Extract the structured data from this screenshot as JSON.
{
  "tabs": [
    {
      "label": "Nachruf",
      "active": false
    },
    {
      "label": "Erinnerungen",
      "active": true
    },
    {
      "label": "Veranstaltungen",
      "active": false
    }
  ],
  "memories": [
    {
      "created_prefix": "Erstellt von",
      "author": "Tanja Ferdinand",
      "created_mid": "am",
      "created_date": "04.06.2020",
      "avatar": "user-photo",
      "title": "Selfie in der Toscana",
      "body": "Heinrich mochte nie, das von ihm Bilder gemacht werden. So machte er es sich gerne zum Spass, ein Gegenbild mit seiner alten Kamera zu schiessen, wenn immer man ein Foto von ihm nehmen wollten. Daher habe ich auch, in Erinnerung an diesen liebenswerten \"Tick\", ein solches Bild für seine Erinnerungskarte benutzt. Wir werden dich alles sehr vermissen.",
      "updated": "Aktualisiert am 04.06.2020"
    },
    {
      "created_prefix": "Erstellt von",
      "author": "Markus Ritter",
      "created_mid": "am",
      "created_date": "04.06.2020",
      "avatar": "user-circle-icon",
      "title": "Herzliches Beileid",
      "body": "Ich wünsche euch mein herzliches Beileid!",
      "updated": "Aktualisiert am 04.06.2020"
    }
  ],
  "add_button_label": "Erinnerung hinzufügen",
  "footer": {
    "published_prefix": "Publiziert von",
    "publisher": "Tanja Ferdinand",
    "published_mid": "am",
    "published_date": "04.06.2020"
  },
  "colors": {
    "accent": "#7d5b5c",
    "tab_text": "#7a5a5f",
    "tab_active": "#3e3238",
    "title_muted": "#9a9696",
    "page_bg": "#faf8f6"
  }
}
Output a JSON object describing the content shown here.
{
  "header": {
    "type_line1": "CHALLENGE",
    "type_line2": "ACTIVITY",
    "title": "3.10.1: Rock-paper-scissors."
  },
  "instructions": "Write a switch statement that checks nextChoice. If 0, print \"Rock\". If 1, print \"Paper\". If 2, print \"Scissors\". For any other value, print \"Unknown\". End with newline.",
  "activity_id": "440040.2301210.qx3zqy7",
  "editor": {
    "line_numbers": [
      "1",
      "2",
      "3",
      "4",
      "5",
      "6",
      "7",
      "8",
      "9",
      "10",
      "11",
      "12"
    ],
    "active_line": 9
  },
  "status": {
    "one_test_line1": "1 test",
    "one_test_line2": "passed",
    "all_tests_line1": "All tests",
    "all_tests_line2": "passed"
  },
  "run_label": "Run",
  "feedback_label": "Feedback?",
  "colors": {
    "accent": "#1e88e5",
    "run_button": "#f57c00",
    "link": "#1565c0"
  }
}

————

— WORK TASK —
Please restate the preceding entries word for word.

— ANSWER SECTION —
Extract the structured data from this screenshot as JSON.
{
  "tabs": [
    {
      "label": "Nachruf",
      "active": false
    },
    {
      "label": "Erinnerungen",
      "active": true
    },
    {
      "label": "Veranstaltungen",
      "active": false
    }
  ],
  "memories": [
    {
      "created_prefix": "Erstellt von",
      "author": "Tanja Ferdinand",
      "created_mid": "am",
      "created_date": "04.06.2020",
      "avatar": "user-photo",
      "title": "Selfie in der Toscana",
      "body": "Heinrich mochte nie, das von ihm Bilder gemacht werden. So machte er es sich gerne zum Spass, ein Gegenbild mit seiner alten Kamera zu schiessen, wenn immer man ein Foto von ihm nehmen wollten. Daher habe ich auch, in Erinnerung an diesen liebenswerten \"Tick\", ein solches Bild für seine Erinnerungskarte benutzt. Wir werden dich alles sehr vermissen.",
      "updated": "Aktualisiert am 04.06.2020"
    },
    {
      "created_prefix": "Erstellt von",
      "author": "Markus Ritter",
      "created_mid": "am",
      "created_date": "04.06.2020",
      "avatar": "user-circle-icon",
      "title": "Herzliches Beileid",
      "body": "Ich wünsche euch mein herzliches Beileid!",
      "updated": "Aktualisiert am 04.06.2020"
    }
  ],
  "add_button_label": "Erinnerung hinzufügen",
  "footer": {
    "published_prefix": "Publiziert von",
    "publisher": "Tanja Ferdinand",
    "published_mid": "am",
    "published_date": "04.06.2020"
  },
  "colors": {
    "accent": "#7d5b5c",
    "tab_text": "#7a5a5f",
    "tab_active": "#3e3238",
    "title_muted": "#9a9696",
    "page_bg": "#faf8f6"
  }
}
Output a JSON object describing the content shown here.
{
  "header": {
    "type_line1": "CHALLENGE",
    "type_line2": "ACTIVITY",
    "title": "3.10.1: Rock-paper-scissors."
  },
  "instructions": "Write a switch statement that checks nextChoice. If 0, print \"Rock\". If 1, print \"Paper\". If 2, print \"Scissors\". For any other value, print \"Unknown\". End with newline.",
  "activity_id": "440040.2301210.qx3zqy7",
  "editor": {
    "line_numbers": [
      "1",
      "2",
      "3",
      "4",
      "5",
      "6",
      "7",
      "8",
      "9",
      "10",
      "11",
      "12"
    ],
    "active_line": 9
  },
  "status": {
    "one_test_line1": "1 test",
    "one_test_line2": "passed",
    "all_tests_line1": "All tests",
    "all_tests_line2": "passed"
  },
  "run_label": "Run",
  "feedback_label": "Feedback?",
  "colors": {
    "accent": "#1e88e5",
    "run_button": "#f57c00",
    "link": "#1565c0"
  }
}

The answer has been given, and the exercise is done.